I don’t believe that every champion dog is worthy of a grand championship. I think the word “Special” should reflect its definition. (But what do I know? I’ve only been in it for 40 years!)

I have been to several shows where there are far more “Specials” than class dogs. In a way, I feel we have lost some of the value or prestige of this grand champion title with all of its levels.


Are there any health-related concerns within my breed? Any special nutritional needs?

Sonya Urquart: Health issues! We look for them. I have never seen a group that is more conscious of what could go wrong than the owners of the Soft Coated Wheaten. Our national club spends a great deal of time and money researching and publishing Wheaten health-related problems.

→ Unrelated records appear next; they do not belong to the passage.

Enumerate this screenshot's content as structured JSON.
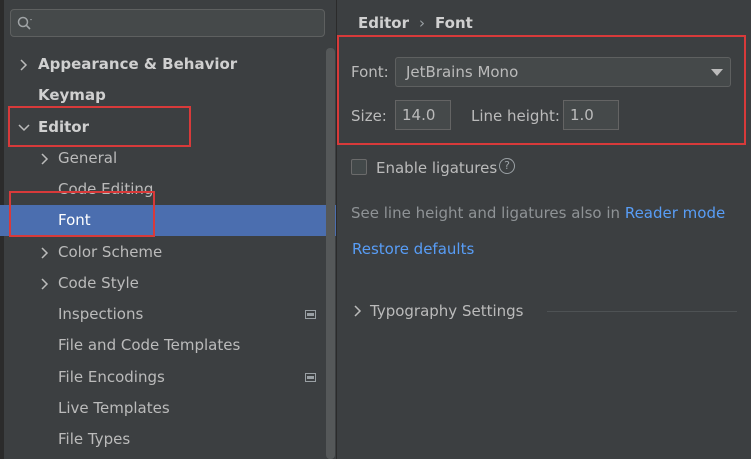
{
  "search": {
    "value": "",
    "placeholder": ""
  },
  "sidebar": {
    "items": [
      {
        "label": "Appearance & Behavior"
      },
      {
        "label": "Keymap"
      },
      {
        "label": "Editor"
      },
      {
        "label": "General"
      },
      {
        "label": "Code Editing"
      },
      {
        "label": "Font"
      },
      {
        "label": "Color Scheme"
      },
      {
        "label": "Code Style"
      },
      {
        "label": "Inspections"
      },
      {
        "label": "File and Code Templates"
      },
      {
        "label": "File Encodings"
      },
      {
        "label": "Live Templates"
      },
      {
        "label": "File Types"
      }
    ]
  },
  "breadcrumb": {
    "parent": "Editor",
    "separator": "›",
    "current": "Font"
  },
  "font_settings": {
    "font_label": "Font:",
    "font_value": "JetBrains Mono",
    "size_label": "Size:",
    "size_value": "14.0",
    "line_height_label": "Line height:",
    "line_height_value": "1.0"
  },
  "ligatures": {
    "label": "Enable ligatures",
    "checked": false,
    "help_glyph": "?"
  },
  "hint": {
    "text": "See line height and ligatures also in",
    "link": "Reader mode"
  },
  "restore_defaults": "Restore defaults",
  "typography": {
    "label": "Typography Settings"
  },
  "colors": {
    "selection": "#4b6eaf",
    "link": "#589df6",
    "highlight_box": "#d83a3a",
    "background": "#3c3f41"
  }
}
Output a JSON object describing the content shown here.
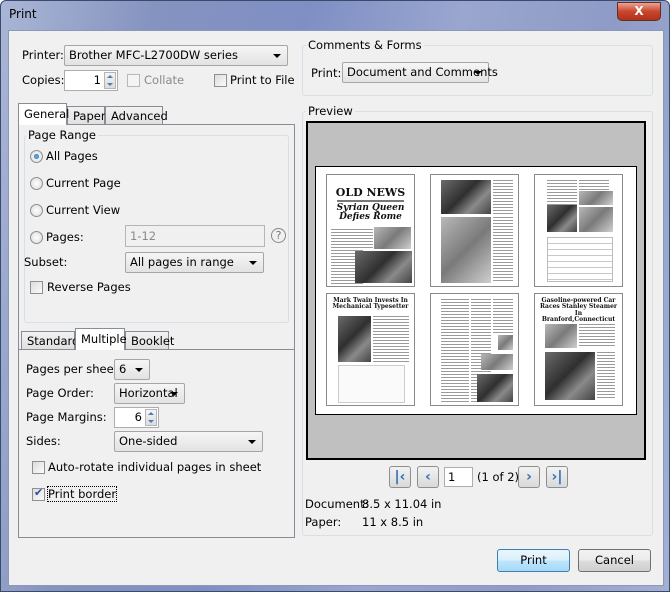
{
  "window": {
    "title": "Print",
    "close_label": "X"
  },
  "printer": {
    "label": "Printer:",
    "value": "Brother MFC-L2700DW series"
  },
  "copies": {
    "label": "Copies:",
    "value": "1",
    "collate_label": "Collate",
    "collate_checked": false,
    "print_to_file_label": "Print to File",
    "print_to_file_checked": false
  },
  "top_tabs": [
    {
      "label": "General",
      "active": true
    },
    {
      "label": "Paper",
      "active": false
    },
    {
      "label": "Advanced",
      "active": false
    }
  ],
  "page_range": {
    "title": "Page Range",
    "options": [
      {
        "label": "All Pages",
        "selected": true
      },
      {
        "label": "Current Page",
        "selected": false
      },
      {
        "label": "Current View",
        "selected": false
      },
      {
        "label": "Pages:",
        "selected": false
      }
    ],
    "pages_value": "1-12",
    "help_icon": "?",
    "subset_label": "Subset:",
    "subset_value": "All pages in range",
    "reverse_label": "Reverse Pages",
    "reverse_checked": false
  },
  "layout_tabs": [
    {
      "label": "Standard",
      "active": false
    },
    {
      "label": "Multiple",
      "active": true
    },
    {
      "label": "Booklet",
      "active": false
    }
  ],
  "multiple": {
    "pages_per_sheet_label": "Pages per sheet:",
    "pages_per_sheet_value": "6",
    "page_order_label": "Page Order:",
    "page_order_value": "Horizontal",
    "page_margins_label": "Page Margins:",
    "page_margins_value": "6",
    "sides_label": "Sides:",
    "sides_value": "One-sided",
    "auto_rotate_label": "Auto-rotate individual pages in sheet",
    "auto_rotate_checked": false,
    "print_border_label": "Print border",
    "print_border_checked": true
  },
  "comments_forms": {
    "title": "Comments & Forms",
    "print_label": "Print:",
    "print_value": "Document and Comments"
  },
  "preview": {
    "title": "Preview",
    "pages": [
      {
        "headline": "OLD NEWS",
        "subhead": "Syrian Queen Defies Rome"
      },
      {
        "headline": "",
        "subhead": ""
      },
      {
        "headline": "",
        "subhead": ""
      },
      {
        "headline": "Mark Twain Invests In Mechanical Typesetter",
        "subhead": ""
      },
      {
        "headline": "",
        "subhead": ""
      },
      {
        "headline": "Gasoline-powered Car Races Stanley Steamer In Branford,Connecticut",
        "subhead": ""
      }
    ],
    "nav": {
      "first_icon": "first-page",
      "prev_icon": "previous-page",
      "current_page": "1",
      "page_of": "(1 of 2)",
      "next_icon": "next-page",
      "last_icon": "last-page"
    },
    "document_label": "Document:",
    "document_value": "8.5 x 11.04 in",
    "paper_label": "Paper:",
    "paper_value": "11 x 8.5 in"
  },
  "buttons": {
    "print": "Print",
    "cancel": "Cancel"
  }
}
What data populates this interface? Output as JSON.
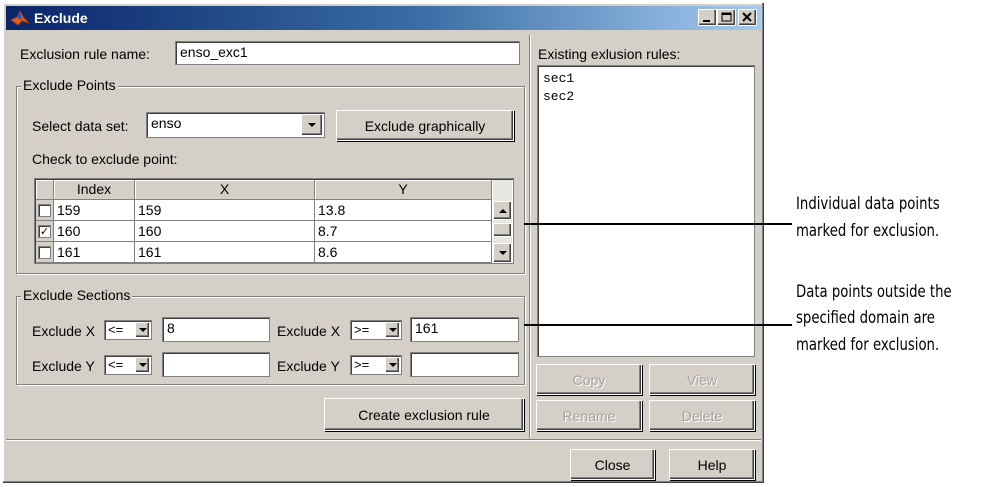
{
  "window": {
    "title": "Exclude",
    "controls": [
      "minimize",
      "maximize",
      "close"
    ]
  },
  "rule_name": {
    "label": "Exclusion rule name:",
    "value": "enso_exc1"
  },
  "exclude_points": {
    "group_label": "Exclude Points",
    "dataset_label": "Select data set:",
    "dataset_value": "enso",
    "exclude_graphically_label": "Exclude graphically",
    "check_label": "Check to exclude point:",
    "table": {
      "columns": [
        "Index",
        "X",
        "Y"
      ],
      "rows": [
        {
          "checked": false,
          "index": "159",
          "x": "159",
          "y": "13.8"
        },
        {
          "checked": true,
          "index": "160",
          "x": "160",
          "y": "8.7"
        },
        {
          "checked": false,
          "index": "161",
          "x": "161",
          "y": "8.6"
        }
      ]
    }
  },
  "exclude_sections": {
    "group_label": "Exclude Sections",
    "x_low": {
      "label": "Exclude X",
      "op": "<=",
      "value": "8"
    },
    "x_high": {
      "label": "Exclude X",
      "op": ">=",
      "value": "161"
    },
    "y_low": {
      "label": "Exclude Y",
      "op": "<=",
      "value": ""
    },
    "y_high": {
      "label": "Exclude Y",
      "op": ">=",
      "value": ""
    }
  },
  "create_button": "Create exclusion rule",
  "existing": {
    "label": "Existing exlusion rules:",
    "items": [
      "sec1",
      "sec2"
    ]
  },
  "rule_buttons": {
    "copy": "Copy",
    "view": "View",
    "rename": "Rename",
    "delete": "Delete"
  },
  "footer": {
    "close": "Close",
    "help": "Help"
  },
  "annotations": {
    "points_line1": "Individual data points",
    "points_line2": "marked for exclusion.",
    "domain_line1": "Data points outside the",
    "domain_line2": "specified domain are",
    "domain_line3": "marked for exclusion."
  },
  "colors": {
    "title_bar_start": "#0a246a",
    "title_bar_end": "#a6caf0",
    "window_face": "#d4d0c8",
    "disabled_text": "#a0a0a0"
  }
}
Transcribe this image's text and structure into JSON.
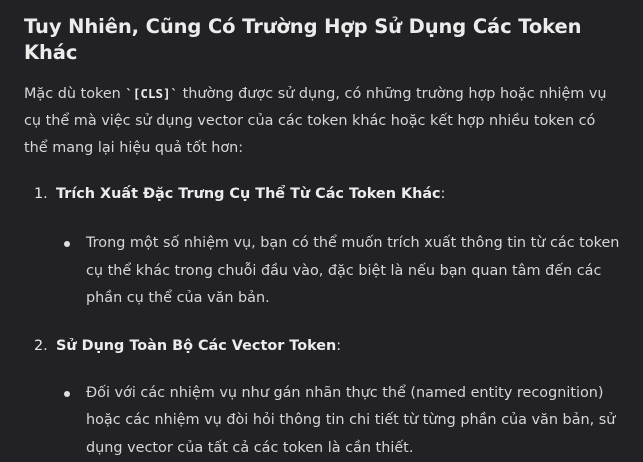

We do have health concerns in our breed and that’s why it’s really important for people who are looking for a puppy to rely on the national website. There they will find a list of recognized breeders who have taken an oath to protect and advance the breed. As members of the national club, we do all of the required testing and even testing that we just deem necessary at the moment.

We are blessed in our organization in that we have several breeders who are exceptional in their love of the breed and their dedication to protect it. I do feel that we need to make a concerted effort to welcome the younger generation. My relationship with Brittany Philps of Adáko is a beautiful example of how I, as an older owner/breeder/handler, can still enjoy the love of the sport through her. At 16, she showed an amazing interest and knowledge of the breed. I am so proud to be able to say that I gave her the best and she has improved on it.


Do I feel that my breed is supported by a sufficient number of preservation breeders?

Sonya Urquart: Actually, we do have several longtime breeders who have seen the opportunities offered by this generation. It is up to us to make sure that they get all the support they need. The future of our breed rests in their hands.


For a bit of fun, what’s the most amusing thing I’ve ever experienced with my breed?

Sonya Urquart: I have not one funny story to share with you, but I will tell you that a Wheaten will bring laughter into your life every single day. Someday I’m going to name a puppy “Good For A Giggle.” They are!



Are you looking for a Soft Coated Wheaten Terrier puppy?

The best way to ensure a long and happy relationship with a purebred dog is to purchase one from a responsible breeder. Not sure where to begin finding a breeder? Contact the National Parent Club’s Breeder Referral person, which you can find on the AKC Breeder Referral Contacts page.


Want to help rescue and re-home a Soft Coated Wheaten Terrier dog?

Did you know nearly every recognized AKC purebred has a dedicated rescue group? Find your new best friend on the AKC Rescue Network Listing.


Soft Coated Wheaten Terrier Dog Breed Magazine

Showsight Magazine is the only publication to offer dedicated Digital Breed Magazines for ALL recognized AKC Breeds.

Read and learn more about the friendly Soft Coated Wheaten Terrier dog breed with articles and information in our Soft Coated Wheaten Terrier Dog Breed Magazine.


Soft Coated Wheaten Terrier Breed Magazine - Showsight